> _Task statement_
Reproduce the material that follows, keeping every line exactly as it is.

--- --- ---

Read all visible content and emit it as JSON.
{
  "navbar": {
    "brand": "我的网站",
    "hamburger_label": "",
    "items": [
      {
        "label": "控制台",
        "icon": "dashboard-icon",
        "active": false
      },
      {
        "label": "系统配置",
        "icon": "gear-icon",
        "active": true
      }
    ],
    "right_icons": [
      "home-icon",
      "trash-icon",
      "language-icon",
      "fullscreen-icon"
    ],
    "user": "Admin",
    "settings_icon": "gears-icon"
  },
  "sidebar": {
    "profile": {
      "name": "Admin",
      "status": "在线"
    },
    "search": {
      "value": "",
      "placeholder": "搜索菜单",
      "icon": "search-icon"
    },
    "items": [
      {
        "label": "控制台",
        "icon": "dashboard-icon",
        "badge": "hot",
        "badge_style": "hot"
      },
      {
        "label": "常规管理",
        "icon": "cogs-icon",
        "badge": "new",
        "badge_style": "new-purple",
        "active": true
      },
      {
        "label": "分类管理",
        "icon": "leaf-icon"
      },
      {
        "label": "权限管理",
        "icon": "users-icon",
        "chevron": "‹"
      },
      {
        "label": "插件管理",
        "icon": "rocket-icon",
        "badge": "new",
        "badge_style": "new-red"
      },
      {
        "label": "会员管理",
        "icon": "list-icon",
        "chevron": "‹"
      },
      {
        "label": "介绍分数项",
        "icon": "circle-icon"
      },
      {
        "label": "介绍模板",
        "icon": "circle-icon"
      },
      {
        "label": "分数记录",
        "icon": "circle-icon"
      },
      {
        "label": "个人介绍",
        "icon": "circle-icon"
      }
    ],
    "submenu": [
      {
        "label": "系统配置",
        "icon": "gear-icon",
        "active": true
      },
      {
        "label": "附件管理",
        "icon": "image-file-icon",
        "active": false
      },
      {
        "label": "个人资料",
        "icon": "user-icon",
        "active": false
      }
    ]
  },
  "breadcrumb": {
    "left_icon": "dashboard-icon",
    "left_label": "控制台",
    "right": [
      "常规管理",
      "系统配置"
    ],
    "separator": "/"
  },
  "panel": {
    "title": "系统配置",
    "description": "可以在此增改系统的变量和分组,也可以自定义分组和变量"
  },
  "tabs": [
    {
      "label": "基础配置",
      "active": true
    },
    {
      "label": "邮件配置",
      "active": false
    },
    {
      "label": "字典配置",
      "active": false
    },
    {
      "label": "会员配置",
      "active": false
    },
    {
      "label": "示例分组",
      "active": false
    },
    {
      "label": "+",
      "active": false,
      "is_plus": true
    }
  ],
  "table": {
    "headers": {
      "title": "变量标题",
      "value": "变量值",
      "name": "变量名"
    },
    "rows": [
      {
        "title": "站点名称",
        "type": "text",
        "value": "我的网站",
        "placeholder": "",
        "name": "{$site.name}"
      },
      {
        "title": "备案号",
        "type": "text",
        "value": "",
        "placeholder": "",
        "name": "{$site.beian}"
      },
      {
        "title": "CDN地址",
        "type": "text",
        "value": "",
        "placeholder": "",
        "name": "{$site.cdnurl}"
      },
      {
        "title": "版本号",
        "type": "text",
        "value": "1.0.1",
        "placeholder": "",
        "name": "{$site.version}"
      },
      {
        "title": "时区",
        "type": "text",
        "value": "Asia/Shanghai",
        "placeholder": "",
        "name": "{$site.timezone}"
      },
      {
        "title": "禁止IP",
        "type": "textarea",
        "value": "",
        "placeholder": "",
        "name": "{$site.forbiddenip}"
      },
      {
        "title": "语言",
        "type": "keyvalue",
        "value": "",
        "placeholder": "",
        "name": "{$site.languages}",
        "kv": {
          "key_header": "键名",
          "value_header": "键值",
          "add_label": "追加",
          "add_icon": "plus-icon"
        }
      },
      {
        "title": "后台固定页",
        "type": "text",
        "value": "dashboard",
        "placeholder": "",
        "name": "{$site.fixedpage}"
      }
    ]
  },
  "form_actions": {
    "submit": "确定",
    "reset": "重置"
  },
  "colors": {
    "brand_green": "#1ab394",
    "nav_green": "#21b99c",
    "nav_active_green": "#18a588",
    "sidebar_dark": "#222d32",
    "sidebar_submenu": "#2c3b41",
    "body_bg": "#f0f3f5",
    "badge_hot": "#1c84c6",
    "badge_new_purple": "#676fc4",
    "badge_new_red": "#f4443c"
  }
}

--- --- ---

> _Solution_
Read all visible content and emit it as JSON.
{
  "navbar": {
    "brand": "我的网站",
    "hamburger_label": "",
    "items": [
      {
        "label": "控制台",
        "icon": "dashboard-icon",
        "active": false
      },
      {
        "label": "系统配置",
        "icon": "gear-icon",
        "active": true
      }
    ],
    "right_icons": [
      "home-icon",
      "trash-icon",
      "language-icon",
      "fullscreen-icon"
    ],
    "user": "Admin",
    "settings_icon": "gears-icon"
  },
  "sidebar": {
    "profile": {
      "name": "Admin",
      "status": "在线"
    },
    "search": {
      "value": "",
      "placeholder": "搜索菜单",
      "icon": "search-icon"
    },
    "items": [
      {
        "label": "控制台",
        "icon": "dashboard-icon",
        "badge": "hot",
        "badge_style": "hot"
      },
      {
        "label": "常规管理",
        "icon": "cogs-icon",
        "badge": "new",
        "badge_style": "new-purple",
        "active": true
      },
      {
        "label": "分类管理",
        "icon": "leaf-icon"
      },
      {
        "label": "权限管理",
        "icon": "users-icon",
        "chevron": "‹"
      },
      {
        "label": "插件管理",
        "icon": "rocket-icon",
        "badge": "new",
        "badge_style": "new-red"
      },
      {
        "label": "会员管理",
        "icon": "list-icon",
        "chevron": "‹"
      },
      {
        "label": "介绍分数项",
        "icon": "circle-icon"
      },
      {
        "label": "介绍模板",
        "icon": "circle-icon"
      },
      {
        "label": "分数记录",
        "icon": "circle-icon"
      },
      {
        "label": "个人介绍",
        "icon": "circle-icon"
      }
    ],
    "submenu": [
      {
        "label": "系统配置",
        "icon": "gear-icon",
        "active": true
      },
      {
        "label": "附件管理",
        "icon": "image-file-icon",
        "active": false
      },
      {
        "label": "个人资料",
        "icon": "user-icon",
        "active": false
      }
    ]
  },
  "breadcrumb": {
    "left_icon": "dashboard-icon",
    "left_label": "控制台",
    "right": [
      "常规管理",
      "系统配置"
    ],
    "separator": "/"
  },
  "panel": {
    "title": "系统配置",
    "description": "可以在此增改系统的变量和分组,也可以自定义分组和变量"
  },
  "tabs": [
    {
      "label": "基础配置",
      "active": true
    },
    {
      "label": "邮件配置",
      "active": false
    },
    {
      "label": "字典配置",
      "active": false
    },
    {
      "label": "会员配置",
      "active": false
    },
    {
      "label": "示例分组",
      "active": false
    },
    {
      "label": "+",
      "active": false,
      "is_plus": true
    }
  ],
  "table": {
    "headers": {
      "title": "变量标题",
      "value": "变量值",
      "name": "变量名"
    },
    "rows": [
      {
        "title": "站点名称",
        "type": "text",
        "value": "我的网站",
        "placeholder": "",
        "name": "{$site.name}"
      },
      {
        "title": "备案号",
        "type": "text",
        "value": "",
        "placeholder": "",
        "name": "{$site.beian}"
      },
      {
        "title": "CDN地址",
        "type": "text",
        "value": "",
        "placeholder": "",
        "name": "{$site.cdnurl}"
      },
      {
        "title": "版本号",
        "type": "text",
        "value": "1.0.1",
        "placeholder": "",
        "name": "{$site.version}"
      },
      {
        "title": "时区",
        "type": "text",
        "value": "Asia/Shanghai",
        "placeholder": "",
        "name": "{$site.timezone}"
      },
      {
        "title": "禁止IP",
        "type": "textarea",
        "value": "",
        "placeholder": "",
        "name": "{$site.forbiddenip}"
      },
      {
        "title": "语言",
        "type": "keyvalue",
        "value": "",
        "placeholder": "",
        "name": "{$site.languages}",
        "kv": {
          "key_header": "键名",
          "value_header": "键值",
          "add_label": "追加",
          "add_icon": "plus-icon"
        }
      },
      {
        "title": "后台固定页",
        "type": "text",
        "value": "dashboard",
        "placeholder": "",
        "name": "{$site.fixedpage}"
      }
    ]
  },
  "form_actions": {
    "submit": "确定",
    "reset": "重置"
  },
  "colors": {
    "brand_green": "#1ab394",
    "nav_green": "#21b99c",
    "nav_active_green": "#18a588",
    "sidebar_dark": "#222d32",
    "sidebar_submenu": "#2c3b41",
    "body_bg": "#f0f3f5",
    "badge_hot": "#1c84c6",
    "badge_new_purple": "#676fc4",
    "badge_new_red": "#f4443c"
  }
}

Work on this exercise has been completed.